As India’s poorest and most vulnerable – among them transgender people – struggle to make ends meet in this difficult time, activists wonder that the government expects responses on the draft rules by April 30.
Read Also: COVID-19 Lockdown: Transgender Persons Across Maharashtra Struggle Without Income and Ration
Ravie Kiran, who has worked for the rights of the lesbian, gay, bisexual and transgender groups, said: “There are other things that are the priority now, like arranging food and shelter. There are transgender sex workers suddenly stranded with no income or rations. Why was this draft released at this time, and with such a short deadline? If the government was really so keen on notifying the rules early, it could have circulated a video in the local languages for people who will be affected to understand and express their opinions. The draft is in English and available online. How many members of the transgender community will even know such a thing exists? Has democracy died?”

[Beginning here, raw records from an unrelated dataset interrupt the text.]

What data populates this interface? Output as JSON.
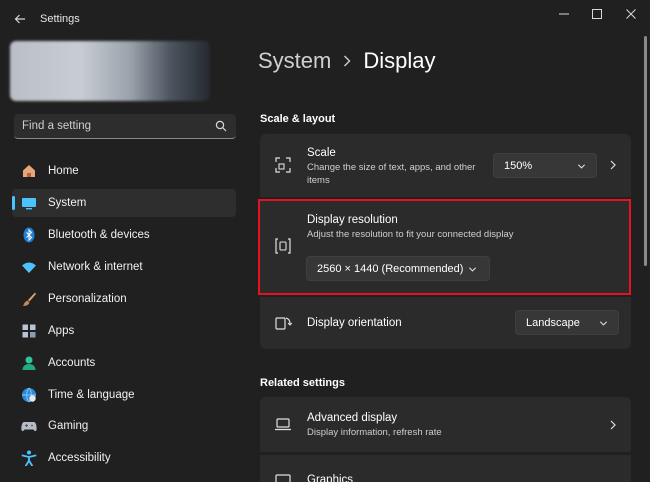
{
  "app": {
    "title": "Settings"
  },
  "search": {
    "placeholder": "Find a setting"
  },
  "nav": {
    "items": [
      {
        "label": "Home"
      },
      {
        "label": "System"
      },
      {
        "label": "Bluetooth & devices"
      },
      {
        "label": "Network & internet"
      },
      {
        "label": "Personalization"
      },
      {
        "label": "Apps"
      },
      {
        "label": "Accounts"
      },
      {
        "label": "Time & language"
      },
      {
        "label": "Gaming"
      },
      {
        "label": "Accessibility"
      }
    ],
    "active_index": 1
  },
  "breadcrumb": {
    "parent": "System",
    "current": "Display"
  },
  "scale_layout": {
    "heading": "Scale & layout",
    "scale": {
      "title": "Scale",
      "subtitle": "Change the size of text, apps, and other items",
      "value": "150%"
    },
    "resolution": {
      "title": "Display resolution",
      "subtitle": "Adjust the resolution to fit your connected display",
      "value": "2560 × 1440 (Recommended)"
    },
    "orientation": {
      "title": "Display orientation",
      "value": "Landscape"
    }
  },
  "related": {
    "heading": "Related settings",
    "advanced": {
      "title": "Advanced display",
      "subtitle": "Display information, refresh rate"
    },
    "graphics": {
      "title": "Graphics"
    }
  },
  "colors": {
    "accent": "#4cc2ff",
    "highlight_border": "#e81123",
    "background": "#202020",
    "card": "#2b2b2b"
  }
}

In the normal course, for public consultations of draft policy, a time of at least 30 days is allowed for responses.
Arun PS, who runs a website that tracks all government policy drafts and the process of public consultation, said: “Several important policy drafts have been circulated while the country was in lockdown. The draft Environment Impact Assessment notification has provisions that go against the protection of the environment. Bringing it out in the midst of a national crisis is not exactly in the interests of upholding democratic procedure. The draft rules for Transgender Persons Act will probably not get the attention of the people it is meant for, at a time like this. These are worrying – because this cannot be mere oversight; it seems like keeping the people in the dark is government strategy.”
The writer is a freelance journalist. This report emerged from studies conducted as part of the 'Reclaiming the right to privacy fellowship' offered by the Centre for Internet and Society.